WORK ORDER
Each line below should be written out again exactly.

INPUT FOR THIS TASK section start

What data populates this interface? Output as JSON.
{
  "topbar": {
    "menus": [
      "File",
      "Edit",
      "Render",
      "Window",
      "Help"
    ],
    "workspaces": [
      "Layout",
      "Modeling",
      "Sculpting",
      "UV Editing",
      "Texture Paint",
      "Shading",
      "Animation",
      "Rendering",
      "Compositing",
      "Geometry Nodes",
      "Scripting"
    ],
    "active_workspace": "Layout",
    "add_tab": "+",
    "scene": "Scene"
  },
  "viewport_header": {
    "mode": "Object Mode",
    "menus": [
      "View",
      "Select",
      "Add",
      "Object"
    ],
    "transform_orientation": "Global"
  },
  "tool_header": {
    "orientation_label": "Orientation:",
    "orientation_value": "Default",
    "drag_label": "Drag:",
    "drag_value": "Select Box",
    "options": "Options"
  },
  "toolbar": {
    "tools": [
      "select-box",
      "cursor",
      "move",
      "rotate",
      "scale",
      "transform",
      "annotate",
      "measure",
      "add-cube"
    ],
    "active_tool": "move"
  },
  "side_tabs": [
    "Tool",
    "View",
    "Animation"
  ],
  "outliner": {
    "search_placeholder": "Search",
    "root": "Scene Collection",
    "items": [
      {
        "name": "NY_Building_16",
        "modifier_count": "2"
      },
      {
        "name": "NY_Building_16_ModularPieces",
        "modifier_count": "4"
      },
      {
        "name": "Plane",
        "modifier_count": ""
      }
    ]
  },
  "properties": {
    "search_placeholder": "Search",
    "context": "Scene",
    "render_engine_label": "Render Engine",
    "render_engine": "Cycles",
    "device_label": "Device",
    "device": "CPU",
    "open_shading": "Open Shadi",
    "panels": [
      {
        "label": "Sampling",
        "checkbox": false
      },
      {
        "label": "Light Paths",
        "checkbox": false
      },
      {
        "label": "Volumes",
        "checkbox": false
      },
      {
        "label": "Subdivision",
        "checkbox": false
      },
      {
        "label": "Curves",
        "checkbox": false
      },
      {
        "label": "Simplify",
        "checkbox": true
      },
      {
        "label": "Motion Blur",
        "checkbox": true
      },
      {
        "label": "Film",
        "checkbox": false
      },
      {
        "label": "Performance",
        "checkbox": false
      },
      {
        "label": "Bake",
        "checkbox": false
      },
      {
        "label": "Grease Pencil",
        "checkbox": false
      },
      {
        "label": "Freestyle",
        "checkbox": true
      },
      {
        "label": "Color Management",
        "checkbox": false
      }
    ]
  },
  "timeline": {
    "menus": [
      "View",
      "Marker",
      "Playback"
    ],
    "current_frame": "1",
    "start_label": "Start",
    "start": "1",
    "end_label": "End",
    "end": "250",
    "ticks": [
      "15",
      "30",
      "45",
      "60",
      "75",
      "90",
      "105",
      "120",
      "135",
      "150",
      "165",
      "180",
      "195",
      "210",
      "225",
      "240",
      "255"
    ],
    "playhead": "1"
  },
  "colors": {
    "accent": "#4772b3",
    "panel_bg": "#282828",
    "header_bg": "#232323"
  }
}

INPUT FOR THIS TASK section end

EXERCISE RESULT
What data populates this interface? Output as JSON.
{
  "topbar": {
    "menus": [
      "File",
      "Edit",
      "Render",
      "Window",
      "Help"
    ],
    "workspaces": [
      "Layout",
      "Modeling",
      "Sculpting",
      "UV Editing",
      "Texture Paint",
      "Shading",
      "Animation",
      "Rendering",
      "Compositing",
      "Geometry Nodes",
      "Scripting"
    ],
    "active_workspace": "Layout",
    "add_tab": "+",
    "scene": "Scene"
  },
  "viewport_header": {
    "mode": "Object Mode",
    "menus": [
      "View",
      "Select",
      "Add",
      "Object"
    ],
    "transform_orientation": "Global"
  },
  "tool_header": {
    "orientation_label": "Orientation:",
    "orientation_value": "Default",
    "drag_label": "Drag:",
    "drag_value": "Select Box",
    "options": "Options"
  },
  "toolbar": {
    "tools": [
      "select-box",
      "cursor",
      "move",
      "rotate",
      "scale",
      "transform",
      "annotate",
      "measure",
      "add-cube"
    ],
    "active_tool": "move"
  },
  "side_tabs": [
    "Tool",
    "View",
    "Animation"
  ],
  "outliner": {
    "search_placeholder": "Search",
    "root": "Scene Collection",
    "items": [
      {
        "name": "NY_Building_16",
        "modifier_count": "2"
      },
      {
        "name": "NY_Building_16_ModularPieces",
        "modifier_count": "4"
      },
      {
        "name": "Plane",
        "modifier_count": ""
      }
    ]
  },
  "properties": {
    "search_placeholder": "Search",
    "context": "Scene",
    "render_engine_label": "Render Engine",
    "render_engine": "Cycles",
    "device_label": "Device",
    "device": "CPU",
    "open_shading": "Open Shadi",
    "panels": [
      {
        "label": "Sampling",
        "checkbox": false
      },
      {
        "label": "Light Paths",
        "checkbox": false
      },
      {
        "label": "Volumes",
        "checkbox": false
      },
      {
        "label": "Subdivision",
        "checkbox": false
      },
      {
        "label": "Curves",
        "checkbox": false
      },
      {
        "label": "Simplify",
        "checkbox": true
      },
      {
        "label": "Motion Blur",
        "checkbox": true
      },
      {
        "label": "Film",
        "checkbox": false
      },
      {
        "label": "Performance",
        "checkbox": false
      },
      {
        "label": "Bake",
        "checkbox": false
      },
      {
        "label": "Grease Pencil",
        "checkbox": false
      },
      {
        "label": "Freestyle",
        "checkbox": true
      },
      {
        "label": "Color Management",
        "checkbox": false
      }
    ]
  },
  "timeline": {
    "menus": [
      "View",
      "Marker",
      "Playback"
    ],
    "current_frame": "1",
    "start_label": "Start",
    "start": "1",
    "end_label": "End",
    "end": "250",
    "ticks": [
      "15",
      "30",
      "45",
      "60",
      "75",
      "90",
      "105",
      "120",
      "135",
      "150",
      "165",
      "180",
      "195",
      "210",
      "225",
      "240",
      "255"
    ],
    "playhead": "1"
  },
  "colors": {
    "accent": "#4772b3",
    "panel_bg": "#282828",
    "header_bg": "#232323"
  }
}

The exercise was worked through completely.